→ WORK ITEM: Since only the written part is wanted, repeat the records exactly and omit the pictures.

→ GIVEN RECORDS:
○ ○ ○ ○ ○

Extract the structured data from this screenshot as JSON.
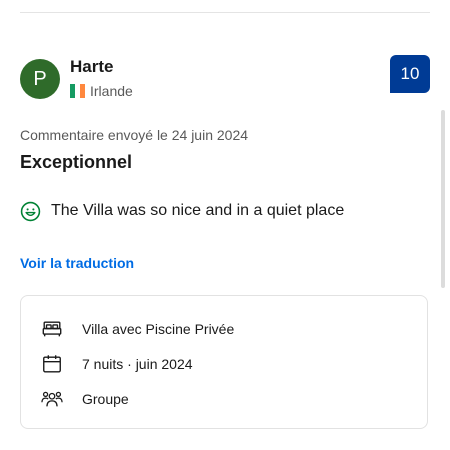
{
  "review": {
    "avatar_initial": "P",
    "reviewer_name": "Harte",
    "country": "Irlande",
    "score": "10",
    "date_text": "Commentaire envoyé le 24 juin 2024",
    "title": "Exceptionnel",
    "positive_text": "The Villa was so nice and in a quiet place",
    "translate_label": "Voir la traduction"
  },
  "stay": {
    "room": "Villa avec Piscine Privée",
    "duration": "7 nuits · juin 2024",
    "traveler_type": "Groupe"
  },
  "icons": {
    "flag": "ireland-flag-icon",
    "positive": "smiley-face-icon",
    "room": "bed-icon",
    "duration": "calendar-icon",
    "traveler": "group-people-icon"
  },
  "colors": {
    "avatar_bg": "#2f6b2a",
    "score_bg": "#003b95",
    "link": "#006ce4",
    "positive_icon": "#008234"
  }
}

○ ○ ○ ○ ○

→ RESPONSE TO THIS TASK:
Extract the structured data from this screenshot as JSON.
{
  "review": {
    "avatar_initial": "P",
    "reviewer_name": "Harte",
    "country": "Irlande",
    "score": "10",
    "date_text": "Commentaire envoyé le 24 juin 2024",
    "title": "Exceptionnel",
    "positive_text": "The Villa was so nice and in a quiet place",
    "translate_label": "Voir la traduction"
  },
  "stay": {
    "room": "Villa avec Piscine Privée",
    "duration": "7 nuits · juin 2024",
    "traveler_type": "Groupe"
  },
  "icons": {
    "flag": "ireland-flag-icon",
    "positive": "smiley-face-icon",
    "room": "bed-icon",
    "duration": "calendar-icon",
    "traveler": "group-people-icon"
  },
  "colors": {
    "avatar_bg": "#2f6b2a",
    "score_bg": "#003b95",
    "link": "#006ce4",
    "positive_icon": "#008234"
  }
}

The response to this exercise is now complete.